Start of GIVEN RECORDS

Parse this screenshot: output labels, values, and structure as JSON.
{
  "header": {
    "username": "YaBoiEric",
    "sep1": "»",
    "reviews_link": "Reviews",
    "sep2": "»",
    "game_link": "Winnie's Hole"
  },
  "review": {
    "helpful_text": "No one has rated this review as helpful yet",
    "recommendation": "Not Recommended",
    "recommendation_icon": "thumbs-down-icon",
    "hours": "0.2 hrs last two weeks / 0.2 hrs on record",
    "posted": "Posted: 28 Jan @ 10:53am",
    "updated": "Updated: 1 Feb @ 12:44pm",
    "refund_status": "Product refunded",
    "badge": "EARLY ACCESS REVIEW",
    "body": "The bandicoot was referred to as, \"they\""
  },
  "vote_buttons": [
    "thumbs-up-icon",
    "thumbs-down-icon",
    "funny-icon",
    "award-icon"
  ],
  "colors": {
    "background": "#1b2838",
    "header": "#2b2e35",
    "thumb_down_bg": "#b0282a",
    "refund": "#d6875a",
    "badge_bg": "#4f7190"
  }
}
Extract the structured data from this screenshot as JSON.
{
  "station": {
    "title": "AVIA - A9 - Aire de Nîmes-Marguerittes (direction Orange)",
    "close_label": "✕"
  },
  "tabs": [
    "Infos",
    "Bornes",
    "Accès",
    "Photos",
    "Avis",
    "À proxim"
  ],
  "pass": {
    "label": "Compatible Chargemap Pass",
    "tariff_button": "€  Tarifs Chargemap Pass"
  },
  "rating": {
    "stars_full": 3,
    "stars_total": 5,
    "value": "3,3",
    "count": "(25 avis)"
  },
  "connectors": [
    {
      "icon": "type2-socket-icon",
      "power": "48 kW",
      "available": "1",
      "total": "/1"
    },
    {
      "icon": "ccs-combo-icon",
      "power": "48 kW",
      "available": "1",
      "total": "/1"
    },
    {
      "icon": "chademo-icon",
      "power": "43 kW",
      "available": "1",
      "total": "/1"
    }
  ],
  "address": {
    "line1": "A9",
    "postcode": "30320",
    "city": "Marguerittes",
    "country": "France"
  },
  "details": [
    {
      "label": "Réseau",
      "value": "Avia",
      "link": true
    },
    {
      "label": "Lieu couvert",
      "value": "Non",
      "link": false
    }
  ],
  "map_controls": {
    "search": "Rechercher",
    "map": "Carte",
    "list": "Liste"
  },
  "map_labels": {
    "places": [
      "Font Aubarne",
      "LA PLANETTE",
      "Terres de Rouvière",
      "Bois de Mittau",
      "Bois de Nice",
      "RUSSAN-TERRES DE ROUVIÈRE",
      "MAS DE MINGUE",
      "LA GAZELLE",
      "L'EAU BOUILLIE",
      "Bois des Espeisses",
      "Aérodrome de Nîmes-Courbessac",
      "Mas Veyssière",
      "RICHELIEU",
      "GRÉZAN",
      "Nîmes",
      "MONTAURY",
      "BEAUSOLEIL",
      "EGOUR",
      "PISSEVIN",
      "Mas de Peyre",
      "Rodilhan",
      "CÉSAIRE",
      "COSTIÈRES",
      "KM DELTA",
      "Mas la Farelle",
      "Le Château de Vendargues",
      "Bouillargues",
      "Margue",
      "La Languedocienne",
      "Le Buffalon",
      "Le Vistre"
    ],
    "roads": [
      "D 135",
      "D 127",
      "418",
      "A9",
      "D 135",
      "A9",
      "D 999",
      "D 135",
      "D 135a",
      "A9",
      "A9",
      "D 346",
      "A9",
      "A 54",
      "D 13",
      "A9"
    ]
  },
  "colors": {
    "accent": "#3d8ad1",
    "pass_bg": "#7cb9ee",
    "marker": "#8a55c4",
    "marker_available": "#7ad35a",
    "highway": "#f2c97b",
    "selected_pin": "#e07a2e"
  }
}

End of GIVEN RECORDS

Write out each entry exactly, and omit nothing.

Parse this screenshot: output labels, values, and structure as JSON.
{
  "header": {
    "username": "YaBoiEric",
    "sep1": "»",
    "reviews_link": "Reviews",
    "sep2": "»",
    "game_link": "Winnie's Hole"
  },
  "review": {
    "helpful_text": "No one has rated this review as helpful yet",
    "recommendation": "Not Recommended",
    "recommendation_icon": "thumbs-down-icon",
    "hours": "0.2 hrs last two weeks / 0.2 hrs on record",
    "posted": "Posted: 28 Jan @ 10:53am",
    "updated": "Updated: 1 Feb @ 12:44pm",
    "refund_status": "Product refunded",
    "badge": "EARLY ACCESS REVIEW",
    "body": "The bandicoot was referred to as, \"they\""
  },
  "vote_buttons": [
    "thumbs-up-icon",
    "thumbs-down-icon",
    "funny-icon",
    "award-icon"
  ],
  "colors": {
    "background": "#1b2838",
    "header": "#2b2e35",
    "thumb_down_bg": "#b0282a",
    "refund": "#d6875a",
    "badge_bg": "#4f7190"
  }
}
Extract the structured data from this screenshot as JSON.
{
  "station": {
    "title": "AVIA - A9 - Aire de Nîmes-Marguerittes (direction Orange)",
    "close_label": "✕"
  },
  "tabs": [
    "Infos",
    "Bornes",
    "Accès",
    "Photos",
    "Avis",
    "À proxim"
  ],
  "pass": {
    "label": "Compatible Chargemap Pass",
    "tariff_button": "€  Tarifs Chargemap Pass"
  },
  "rating": {
    "stars_full": 3,
    "stars_total": 5,
    "value": "3,3",
    "count": "(25 avis)"
  },
  "connectors": [
    {
      "icon": "type2-socket-icon",
      "power": "48 kW",
      "available": "1",
      "total": "/1"
    },
    {
      "icon": "ccs-combo-icon",
      "power": "48 kW",
      "available": "1",
      "total": "/1"
    },
    {
      "icon": "chademo-icon",
      "power": "43 kW",
      "available": "1",
      "total": "/1"
    }
  ],
  "address": {
    "line1": "A9",
    "postcode": "30320",
    "city": "Marguerittes",
    "country": "France"
  },
  "details": [
    {
      "label": "Réseau",
      "value": "Avia",
      "link": true
    },
    {
      "label": "Lieu couvert",
      "value": "Non",
      "link": false
    }
  ],
  "map_controls": {
    "search": "Rechercher",
    "map": "Carte",
    "list": "Liste"
  },
  "map_labels": {
    "places": [
      "Font Aubarne",
      "LA PLANETTE",
      "Terres de Rouvière",
      "Bois de Mittau",
      "Bois de Nice",
      "RUSSAN-TERRES DE ROUVIÈRE",
      "MAS DE MINGUE",
      "LA GAZELLE",
      "L'EAU BOUILLIE",
      "Bois des Espeisses",
      "Aérodrome de Nîmes-Courbessac",
      "Mas Veyssière",
      "RICHELIEU",
      "GRÉZAN",
      "Nîmes",
      "MONTAURY",
      "BEAUSOLEIL",
      "EGOUR",
      "PISSEVIN",
      "Mas de Peyre",
      "Rodilhan",
      "CÉSAIRE",
      "COSTIÈRES",
      "KM DELTA",
      "Mas la Farelle",
      "Le Château de Vendargues",
      "Bouillargues",
      "Margue",
      "La Languedocienne",
      "Le Buffalon",
      "Le Vistre"
    ],
    "roads": [
      "D 135",
      "D 127",
      "418",
      "A9",
      "D 135",
      "A9",
      "D 999",
      "D 135",
      "D 135a",
      "A9",
      "A9",
      "D 346",
      "A9",
      "A 54",
      "D 13",
      "A9"
    ]
  },
  "colors": {
    "accent": "#3d8ad1",
    "pass_bg": "#7cb9ee",
    "marker": "#8a55c4",
    "marker_available": "#7ad35a",
    "highway": "#f2c97b",
    "selected_pin": "#e07a2e"
  }
}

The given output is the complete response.